Other uses of ?

Notice in the previous example that our immediate reaction to calling parse is to map the error from a library error into a boxed error:

.and_then(|s| s.parse::<i32>())
    .map_err(|e| e.into())

Since this is a simple and common operation, it would be convenient if it could be elided. Alas, because and_then is not sufficiently flexible, it cannot. However, we can instead use ?.

? was previously explained as either unwrap or return Err(err). This is only mostly true. It actually means unwrap or return Err(From::from(err)). Since From::from is a conversion utility between different types, this means that if you ? where the error is convertible to the return type, it will convert automatically.

Here, we rewrite the previous example using ?. As a result, the map_err will go away when From::from is implemented for our error type:

use std::error;
use std::fmt;

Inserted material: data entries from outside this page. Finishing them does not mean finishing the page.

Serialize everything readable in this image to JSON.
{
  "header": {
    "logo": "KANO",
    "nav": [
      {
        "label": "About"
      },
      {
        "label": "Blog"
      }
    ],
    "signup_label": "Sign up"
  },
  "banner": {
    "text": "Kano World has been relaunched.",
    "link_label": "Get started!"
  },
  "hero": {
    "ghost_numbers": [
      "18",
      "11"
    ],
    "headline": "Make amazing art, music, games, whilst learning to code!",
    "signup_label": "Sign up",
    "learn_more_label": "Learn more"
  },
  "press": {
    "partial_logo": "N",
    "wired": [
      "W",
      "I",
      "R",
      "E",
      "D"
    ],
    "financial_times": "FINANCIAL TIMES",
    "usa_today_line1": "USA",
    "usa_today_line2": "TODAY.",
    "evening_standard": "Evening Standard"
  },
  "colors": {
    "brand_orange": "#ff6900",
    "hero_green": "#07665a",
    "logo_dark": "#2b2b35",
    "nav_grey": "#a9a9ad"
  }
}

// Change the alias to use `Box<dyn error::Error>`.
type Result<T> = std::result::Result<T, Box<dyn error::Error>>;

struct EmptyVec;

impl fmt::Display for EmptyVec {
    fn fmt(&self, f: &mut fmt::Formatter) -> fmt::Result {
        write!(f, "invalid first item to double")

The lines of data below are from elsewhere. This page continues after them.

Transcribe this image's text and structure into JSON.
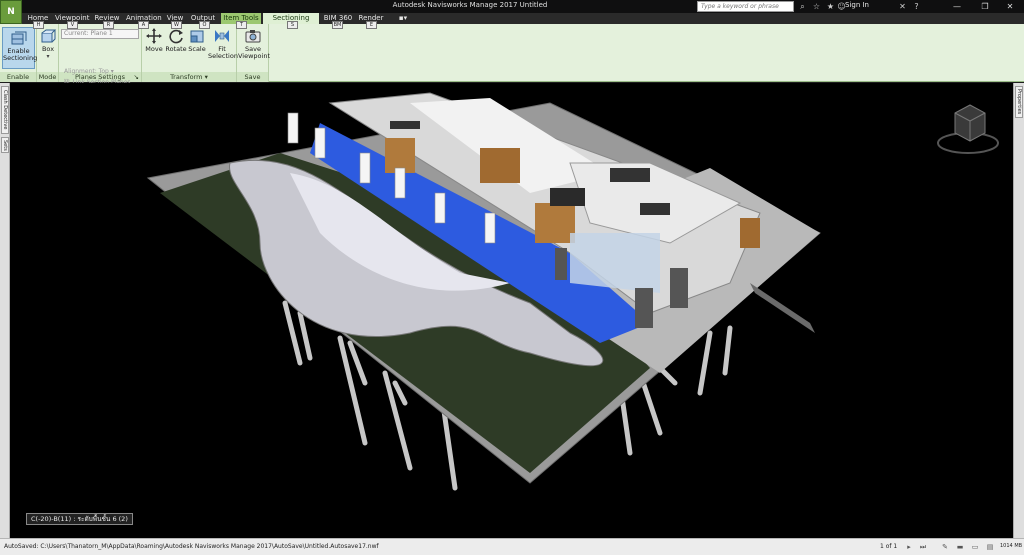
{
  "app": {
    "title": "Autodesk Navisworks Manage 2017    Untitled",
    "app_button": "N"
  },
  "titlebar": {
    "search_placeholder": "Type a keyword or phrase",
    "sign_in": "Sign In"
  },
  "tabs": [
    {
      "label": "Home",
      "key": "H"
    },
    {
      "label": "Viewpoint",
      "key": "V"
    },
    {
      "label": "Review",
      "key": "R"
    },
    {
      "label": "Animation",
      "key": "A"
    },
    {
      "label": "View",
      "key": "W"
    },
    {
      "label": "Output",
      "key": "O"
    },
    {
      "label": "Item Tools",
      "key": "T"
    },
    {
      "label": "Sectioning Tools",
      "key": "S"
    },
    {
      "label": "BIM 360",
      "key": "BM"
    },
    {
      "label": "Render",
      "key": "E"
    }
  ],
  "ribbon": {
    "enable": {
      "button": "Enable\nSectioning",
      "panel": "Enable"
    },
    "mode": {
      "button": "Box",
      "panel": "Mode"
    },
    "planes": {
      "current": "Current: Plane 1",
      "alignment": "Alignment: Top",
      "link": "Link Section Planes",
      "panel": "Planes Settings"
    },
    "transform": {
      "move": "Move",
      "rotate": "Rotate",
      "scale": "Scale",
      "fit": "Fit\nSelection",
      "panel": "Transform"
    },
    "save": {
      "button": "Save\nViewpoint",
      "panel": "Save"
    }
  },
  "side_tabs": {
    "left": [
      "Clash Detective",
      "Sets"
    ],
    "right": [
      "Properties"
    ]
  },
  "viewport": {
    "selection_label": "C(-20)-B(11) : ระดับพื้นชั้น 6 (2)"
  },
  "statusbar": {
    "autosave": "AutoSaved: C:\\Users\\Thanatorn_M\\AppData\\Roaming\\Autodesk Navisworks Manage 2017\\AutoSave\\Untitled.Autosave17.nwf",
    "page": "1 of 1",
    "memory": "1014 MB"
  },
  "colors": {
    "ribbon_bg": "#e4f1dc",
    "context_tab": "#9cc870",
    "viewport_bg": "#000000",
    "floor_blue": "#2d5be0"
  }
}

impl error::Error for EmptyVec {}

// The same structure as before but rather than chain all `Results`
// and `Options` along, we `?` to get the inner value out immediately.
fn double_first(vec: Vec<&str>) -> Result<i32> {
    let first = vec.first().ok_or(EmptyVec)?;
    let parsed = first.parse::<i32>()?;
    Ok(2 * parsed)

fn print(result: Result<i32>) {
    match result {
        Ok(n)  => println!("The first doubled is {}", n),
        Err(e) => println!("Error: {}", e),

fn main() {
    let numbers = vec!["42", "93", "18"];
    let empty = vec![];
    let strings = vec!["tofu", "93", "18"];


This is actually fairly clean now. Compared with the original panic, it is very similar to replacing the unwrap calls with ? except that the return types are Result. As a result, they must be destructured at the top level.

See also:

From::from and ?